_Exercise goal_. Go through the records and report each line holding the string "data".

Listed records Block Start

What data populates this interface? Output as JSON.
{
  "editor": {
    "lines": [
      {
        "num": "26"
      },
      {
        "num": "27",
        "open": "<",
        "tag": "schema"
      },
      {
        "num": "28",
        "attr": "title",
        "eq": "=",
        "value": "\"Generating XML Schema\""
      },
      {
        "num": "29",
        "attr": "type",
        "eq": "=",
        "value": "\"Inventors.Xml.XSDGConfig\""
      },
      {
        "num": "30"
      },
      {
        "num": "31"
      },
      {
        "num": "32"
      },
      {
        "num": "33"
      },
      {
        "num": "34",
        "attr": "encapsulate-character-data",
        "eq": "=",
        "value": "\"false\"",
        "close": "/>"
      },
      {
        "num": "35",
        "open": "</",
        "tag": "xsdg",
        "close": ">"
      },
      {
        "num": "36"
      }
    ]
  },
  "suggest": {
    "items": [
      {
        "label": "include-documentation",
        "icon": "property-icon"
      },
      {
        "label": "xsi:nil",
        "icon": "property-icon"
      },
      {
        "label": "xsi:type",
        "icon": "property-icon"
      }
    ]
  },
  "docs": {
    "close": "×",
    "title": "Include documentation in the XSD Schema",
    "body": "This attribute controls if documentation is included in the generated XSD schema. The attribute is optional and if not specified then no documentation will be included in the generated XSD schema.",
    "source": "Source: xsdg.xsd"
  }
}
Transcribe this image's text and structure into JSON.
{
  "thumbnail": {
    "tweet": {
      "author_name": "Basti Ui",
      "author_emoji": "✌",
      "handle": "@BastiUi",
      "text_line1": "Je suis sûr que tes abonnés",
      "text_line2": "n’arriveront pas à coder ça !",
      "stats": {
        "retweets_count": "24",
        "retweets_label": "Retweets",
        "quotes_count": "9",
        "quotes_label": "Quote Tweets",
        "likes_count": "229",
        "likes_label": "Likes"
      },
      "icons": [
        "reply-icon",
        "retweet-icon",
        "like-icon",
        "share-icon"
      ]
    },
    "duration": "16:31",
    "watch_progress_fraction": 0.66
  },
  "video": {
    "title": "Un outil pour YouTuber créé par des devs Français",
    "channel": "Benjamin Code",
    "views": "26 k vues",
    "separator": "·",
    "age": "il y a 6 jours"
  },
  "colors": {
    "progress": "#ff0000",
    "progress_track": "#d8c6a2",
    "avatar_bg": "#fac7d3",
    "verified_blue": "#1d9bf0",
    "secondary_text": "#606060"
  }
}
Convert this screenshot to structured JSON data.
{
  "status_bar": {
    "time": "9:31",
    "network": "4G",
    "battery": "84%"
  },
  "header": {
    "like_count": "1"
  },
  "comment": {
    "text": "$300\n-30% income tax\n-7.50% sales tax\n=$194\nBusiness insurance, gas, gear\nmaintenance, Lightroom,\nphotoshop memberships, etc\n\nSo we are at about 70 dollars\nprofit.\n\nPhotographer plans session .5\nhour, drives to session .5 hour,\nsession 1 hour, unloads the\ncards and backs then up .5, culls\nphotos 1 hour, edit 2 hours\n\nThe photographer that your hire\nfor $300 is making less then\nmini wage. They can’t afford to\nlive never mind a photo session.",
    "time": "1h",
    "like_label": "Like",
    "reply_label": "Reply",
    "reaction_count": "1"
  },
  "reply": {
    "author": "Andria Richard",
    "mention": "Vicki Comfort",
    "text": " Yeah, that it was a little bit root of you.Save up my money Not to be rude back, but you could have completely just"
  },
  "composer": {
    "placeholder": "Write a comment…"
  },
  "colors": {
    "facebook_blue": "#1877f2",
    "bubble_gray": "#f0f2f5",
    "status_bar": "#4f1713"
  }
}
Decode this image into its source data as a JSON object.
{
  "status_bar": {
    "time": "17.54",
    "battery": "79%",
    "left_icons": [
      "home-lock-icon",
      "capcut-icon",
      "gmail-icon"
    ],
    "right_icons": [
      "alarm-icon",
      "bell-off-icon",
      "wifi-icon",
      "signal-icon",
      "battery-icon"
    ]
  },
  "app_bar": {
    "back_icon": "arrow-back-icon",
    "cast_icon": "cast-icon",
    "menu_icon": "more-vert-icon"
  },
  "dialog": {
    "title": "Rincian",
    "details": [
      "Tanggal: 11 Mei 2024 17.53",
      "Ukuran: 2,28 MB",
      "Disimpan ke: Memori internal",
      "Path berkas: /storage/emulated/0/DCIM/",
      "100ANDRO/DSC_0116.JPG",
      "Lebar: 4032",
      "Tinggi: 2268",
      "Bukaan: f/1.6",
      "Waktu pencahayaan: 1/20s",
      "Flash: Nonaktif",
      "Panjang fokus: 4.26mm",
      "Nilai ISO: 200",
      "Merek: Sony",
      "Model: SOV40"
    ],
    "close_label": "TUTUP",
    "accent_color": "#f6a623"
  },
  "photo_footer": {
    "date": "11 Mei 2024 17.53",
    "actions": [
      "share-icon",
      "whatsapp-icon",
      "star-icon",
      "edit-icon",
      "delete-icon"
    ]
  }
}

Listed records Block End

_Response box_.
What data populates this interface? Output as JSON.
        "attr": "encapsulate-character-data",
Convert this screenshot to structured JSON data.
Decode this image into its source data as a JSON object.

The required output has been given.